Pirate Joe’s shared the following ominous end-of-days update to their Facebook page Wednesday afternoon:
If you just so happen to be a millionaire and have $50,000 available to donate to us to stand up to Trader Joe’s in federal court, please call (604) 620-9242 immediately!
Otherwise, please head in today to grab your TJ’s loot, because we will likely be closing for good at the end of the day today.
Thank you to everyone who has ever supported us. We are sad that it had to come to this, but hey, at least we had some fun while we were at it right?!
It’s been a tumultuous history for the unauthorized Trader Joe’s reseller, who has faced legal opposition from the California-based specialty grocer since its inception. (They even have an entire section of their website for “Lawsuits N’ Such.”)
Currently located on West 10th in West Point Grey, Pirate Joe’s was forced in March 2016 to shut up shop on 4th in Kitsilano after the building in which the store resides was sold to a new owner (an active developer in the city) the previous year. Take note, their sign now reads “Irate Joe’s.”
In its new location, Pirate Joe’s was able to expand their square footage and their inventory. Owner Michael Hallatt has discussed in the past the lengths at which he goes to in order to bring Trader Joe’s products back over the Canadian border from shopping trips in Bellingham, Washington and further south when necessary.
Further back, in 2013, Hallatt and Pirate Joe’s took a legal victory over when the case of alleged trademark infringement and false advertising brought by Trader Joe’s was dismissed when a judge deemed there was no basis to apply US laws, as the alleged crimes took place in Canada and did not cause harm to the US economy.
More recently, Trader Joe’s was back to take Hallatt and Pirate Joe’s to court, with a trial set for November. Hallatt attempted to crowdsource funds, however he only drew in a fraction of what he needed.

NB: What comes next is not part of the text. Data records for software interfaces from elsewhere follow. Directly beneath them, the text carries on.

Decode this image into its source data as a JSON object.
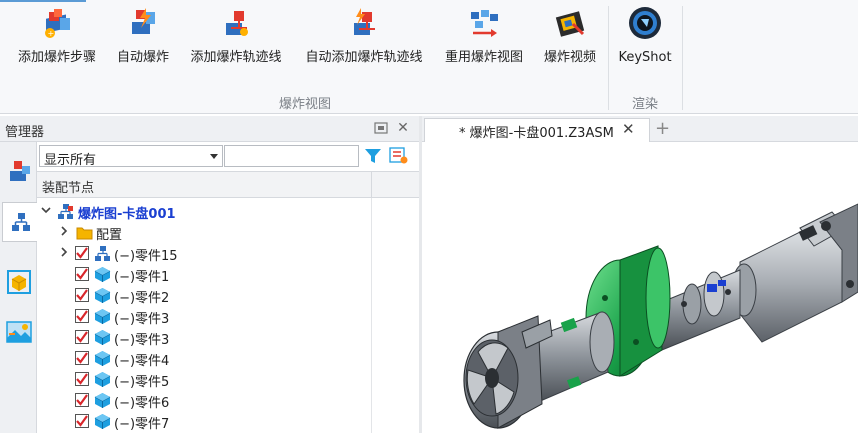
{
  "ribbon": {
    "buttons": [
      {
        "label": "添加爆炸步骤",
        "icon": "add-explode-step-icon"
      },
      {
        "label": "自动爆炸",
        "icon": "auto-explode-icon"
      },
      {
        "label": "添加爆炸轨迹线",
        "icon": "add-trail-line-icon"
      },
      {
        "label": "自动添加爆炸轨迹线",
        "icon": "auto-trail-line-icon"
      },
      {
        "label": "重用爆炸视图",
        "icon": "reuse-explode-view-icon"
      },
      {
        "label": "爆炸视频",
        "icon": "explode-video-icon"
      },
      {
        "label": "KeyShot",
        "icon": "keyshot-icon"
      }
    ],
    "groups": {
      "explode_view": "爆炸视图",
      "render": "渲染"
    }
  },
  "manager": {
    "title": "管理器",
    "filter_value": "显示所有",
    "search_value": "",
    "column_header": "装配节点",
    "tree": [
      {
        "label": "爆炸图-卡盘001",
        "type": "root",
        "expanded": true
      },
      {
        "label": "配置",
        "type": "folder",
        "expanded": false
      },
      {
        "label": "(−)零件15",
        "type": "subassembly",
        "expanded": false,
        "checked": true
      },
      {
        "label": "(−)零件1",
        "type": "part",
        "checked": true
      },
      {
        "label": "(−)零件2",
        "type": "part",
        "checked": true
      },
      {
        "label": "(−)零件3",
        "type": "part",
        "checked": true
      },
      {
        "label": "(−)零件3",
        "type": "part",
        "checked": true
      },
      {
        "label": "(−)零件4",
        "type": "part",
        "checked": true
      },
      {
        "label": "(−)零件5",
        "type": "part",
        "checked": true
      },
      {
        "label": "(−)零件6",
        "type": "part",
        "checked": true
      },
      {
        "label": "(−)零件7",
        "type": "part",
        "checked": true
      }
    ]
  },
  "document": {
    "tab_title": "* 爆炸图-卡盘001.Z3ASM",
    "add_tab": "+"
  },
  "colors": {
    "accent_blue": "#1a3fd1",
    "check_red": "#d9262b",
    "part_cube": "#1e9fe0",
    "model_green": "#19a24a"
  }
}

Seeking $50,000 to go towards legal costs, Hallatt told The Guardian that’s a small number compared to the $1 million he estimates he spends yearly at…you guessed it…Trader Joe’s.